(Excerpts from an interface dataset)
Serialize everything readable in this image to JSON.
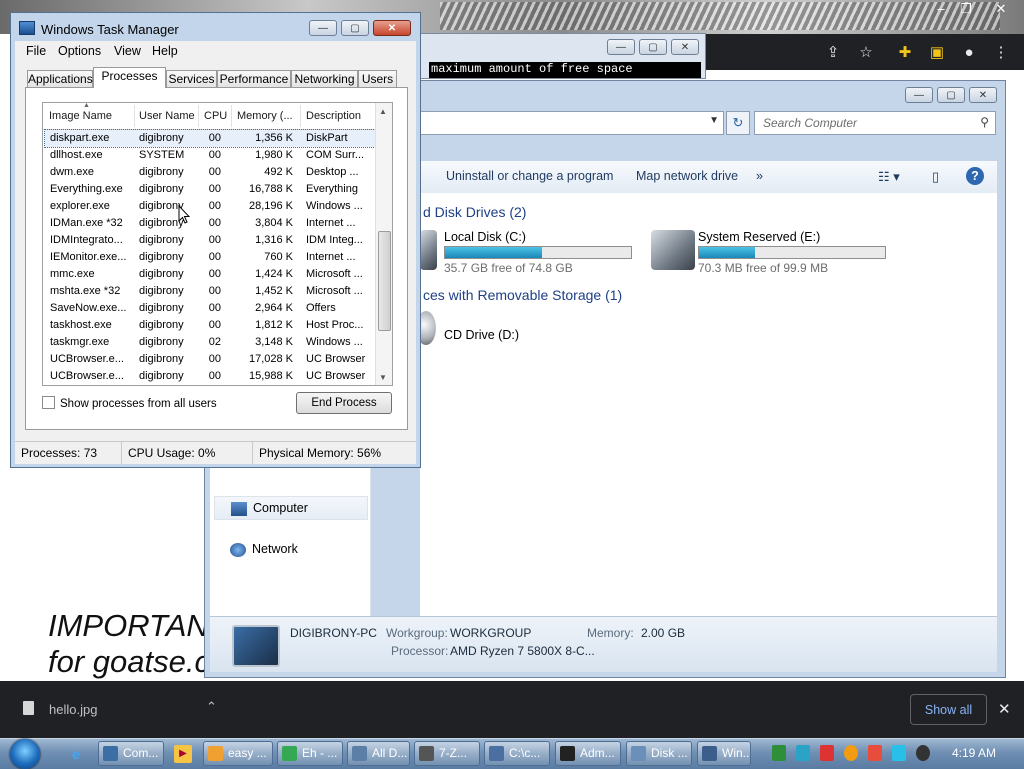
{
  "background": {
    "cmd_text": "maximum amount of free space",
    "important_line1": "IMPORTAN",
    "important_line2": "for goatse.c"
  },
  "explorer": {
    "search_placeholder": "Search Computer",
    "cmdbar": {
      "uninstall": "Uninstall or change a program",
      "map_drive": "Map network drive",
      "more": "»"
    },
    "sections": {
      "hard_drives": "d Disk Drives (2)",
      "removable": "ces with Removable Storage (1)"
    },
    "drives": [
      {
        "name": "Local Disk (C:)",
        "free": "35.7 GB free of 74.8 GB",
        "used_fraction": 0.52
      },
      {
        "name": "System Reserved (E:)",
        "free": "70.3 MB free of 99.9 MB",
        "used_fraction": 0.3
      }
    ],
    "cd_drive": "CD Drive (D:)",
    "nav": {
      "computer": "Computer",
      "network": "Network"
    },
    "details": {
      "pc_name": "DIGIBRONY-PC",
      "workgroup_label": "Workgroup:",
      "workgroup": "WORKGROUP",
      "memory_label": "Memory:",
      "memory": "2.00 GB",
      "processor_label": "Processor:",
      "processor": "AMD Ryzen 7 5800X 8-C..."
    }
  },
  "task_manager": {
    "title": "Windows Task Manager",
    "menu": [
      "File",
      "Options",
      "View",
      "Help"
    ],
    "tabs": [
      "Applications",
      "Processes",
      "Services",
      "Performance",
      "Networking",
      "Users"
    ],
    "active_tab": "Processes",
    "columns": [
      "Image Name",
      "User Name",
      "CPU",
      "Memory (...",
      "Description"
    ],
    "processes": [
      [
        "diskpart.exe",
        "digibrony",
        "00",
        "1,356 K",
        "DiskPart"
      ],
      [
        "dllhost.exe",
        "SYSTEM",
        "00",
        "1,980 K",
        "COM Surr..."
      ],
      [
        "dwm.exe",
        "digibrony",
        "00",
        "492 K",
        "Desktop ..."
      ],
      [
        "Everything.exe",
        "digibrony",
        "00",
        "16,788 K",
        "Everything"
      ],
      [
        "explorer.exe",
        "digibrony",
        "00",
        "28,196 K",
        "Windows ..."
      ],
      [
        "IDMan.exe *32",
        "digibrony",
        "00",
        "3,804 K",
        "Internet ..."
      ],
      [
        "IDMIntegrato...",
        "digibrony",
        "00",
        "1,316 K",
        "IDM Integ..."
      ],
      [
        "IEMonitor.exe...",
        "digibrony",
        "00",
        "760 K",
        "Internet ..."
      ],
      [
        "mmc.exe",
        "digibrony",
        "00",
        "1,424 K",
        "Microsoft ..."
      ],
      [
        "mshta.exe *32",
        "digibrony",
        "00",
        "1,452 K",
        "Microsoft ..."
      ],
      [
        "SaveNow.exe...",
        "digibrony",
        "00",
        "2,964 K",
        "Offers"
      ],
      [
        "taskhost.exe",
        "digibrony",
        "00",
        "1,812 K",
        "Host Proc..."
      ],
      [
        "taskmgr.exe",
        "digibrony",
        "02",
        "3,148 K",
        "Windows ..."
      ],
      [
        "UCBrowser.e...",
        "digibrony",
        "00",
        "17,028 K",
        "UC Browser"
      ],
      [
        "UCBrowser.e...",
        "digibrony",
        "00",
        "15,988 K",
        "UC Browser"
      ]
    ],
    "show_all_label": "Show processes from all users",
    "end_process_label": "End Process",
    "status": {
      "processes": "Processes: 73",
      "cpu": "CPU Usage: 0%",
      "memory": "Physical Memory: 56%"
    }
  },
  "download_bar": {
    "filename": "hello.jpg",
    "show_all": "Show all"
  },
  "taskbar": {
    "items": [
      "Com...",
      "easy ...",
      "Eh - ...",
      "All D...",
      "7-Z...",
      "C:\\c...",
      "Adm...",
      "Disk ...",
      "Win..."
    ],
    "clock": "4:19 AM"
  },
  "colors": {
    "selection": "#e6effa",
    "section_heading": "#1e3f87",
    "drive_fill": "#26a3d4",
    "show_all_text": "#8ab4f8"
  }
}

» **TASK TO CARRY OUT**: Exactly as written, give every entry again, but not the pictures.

» **FINAL ANSWER**:
Serialize everything readable in this image to JSON.
{
  "background": {
    "cmd_text": "maximum amount of free space",
    "important_line1": "IMPORTAN",
    "important_line2": "for goatse.c"
  },
  "explorer": {
    "search_placeholder": "Search Computer",
    "cmdbar": {
      "uninstall": "Uninstall or change a program",
      "map_drive": "Map network drive",
      "more": "»"
    },
    "sections": {
      "hard_drives": "d Disk Drives (2)",
      "removable": "ces with Removable Storage (1)"
    },
    "drives": [
      {
        "name": "Local Disk (C:)",
        "free": "35.7 GB free of 74.8 GB",
        "used_fraction": 0.52
      },
      {
        "name": "System Reserved (E:)",
        "free": "70.3 MB free of 99.9 MB",
        "used_fraction": 0.3
      }
    ],
    "cd_drive": "CD Drive (D:)",
    "nav": {
      "computer": "Computer",
      "network": "Network"
    },
    "details": {
      "pc_name": "DIGIBRONY-PC",
      "workgroup_label": "Workgroup:",
      "workgroup": "WORKGROUP",
      "memory_label": "Memory:",
      "memory": "2.00 GB",
      "processor_label": "Processor:",
      "processor": "AMD Ryzen 7 5800X 8-C..."
    }
  },
  "task_manager": {
    "title": "Windows Task Manager",
    "menu": [
      "File",
      "Options",
      "View",
      "Help"
    ],
    "tabs": [
      "Applications",
      "Processes",
      "Services",
      "Performance",
      "Networking",
      "Users"
    ],
    "active_tab": "Processes",
    "columns": [
      "Image Name",
      "User Name",
      "CPU",
      "Memory (...",
      "Description"
    ],
    "processes": [
      [
        "diskpart.exe",
        "digibrony",
        "00",
        "1,356 K",
        "DiskPart"
      ],
      [
        "dllhost.exe",
        "SYSTEM",
        "00",
        "1,980 K",
        "COM Surr..."
      ],
      [
        "dwm.exe",
        "digibrony",
        "00",
        "492 K",
        "Desktop ..."
      ],
      [
        "Everything.exe",
        "digibrony",
        "00",
        "16,788 K",
        "Everything"
      ],
      [
        "explorer.exe",
        "digibrony",
        "00",
        "28,196 K",
        "Windows ..."
      ],
      [
        "IDMan.exe *32",
        "digibrony",
        "00",
        "3,804 K",
        "Internet ..."
      ],
      [
        "IDMIntegrato...",
        "digibrony",
        "00",
        "1,316 K",
        "IDM Integ..."
      ],
      [
        "IEMonitor.exe...",
        "digibrony",
        "00",
        "760 K",
        "Internet ..."
      ],
      [
        "mmc.exe",
        "digibrony",
        "00",
        "1,424 K",
        "Microsoft ..."
      ],
      [
        "mshta.exe *32",
        "digibrony",
        "00",
        "1,452 K",
        "Microsoft ..."
      ],
      [
        "SaveNow.exe...",
        "digibrony",
        "00",
        "2,964 K",
        "Offers"
      ],
      [
        "taskhost.exe",
        "digibrony",
        "00",
        "1,812 K",
        "Host Proc..."
      ],
      [
        "taskmgr.exe",
        "digibrony",
        "02",
        "3,148 K",
        "Windows ..."
      ],
      [
        "UCBrowser.e...",
        "digibrony",
        "00",
        "17,028 K",
        "UC Browser"
      ],
      [
        "UCBrowser.e...",
        "digibrony",
        "00",
        "15,988 K",
        "UC Browser"
      ]
    ],
    "show_all_label": "Show processes from all users",
    "end_process_label": "End Process",
    "status": {
      "processes": "Processes: 73",
      "cpu": "CPU Usage: 0%",
      "memory": "Physical Memory: 56%"
    }
  },
  "download_bar": {
    "filename": "hello.jpg",
    "show_all": "Show all"
  },
  "taskbar": {
    "items": [
      "Com...",
      "easy ...",
      "Eh - ...",
      "All D...",
      "7-Z...",
      "C:\\c...",
      "Adm...",
      "Disk ...",
      "Win..."
    ],
    "clock": "4:19 AM"
  },
  "colors": {
    "selection": "#e6effa",
    "section_heading": "#1e3f87",
    "drive_fill": "#26a3d4",
    "show_all_text": "#8ab4f8"
  }
}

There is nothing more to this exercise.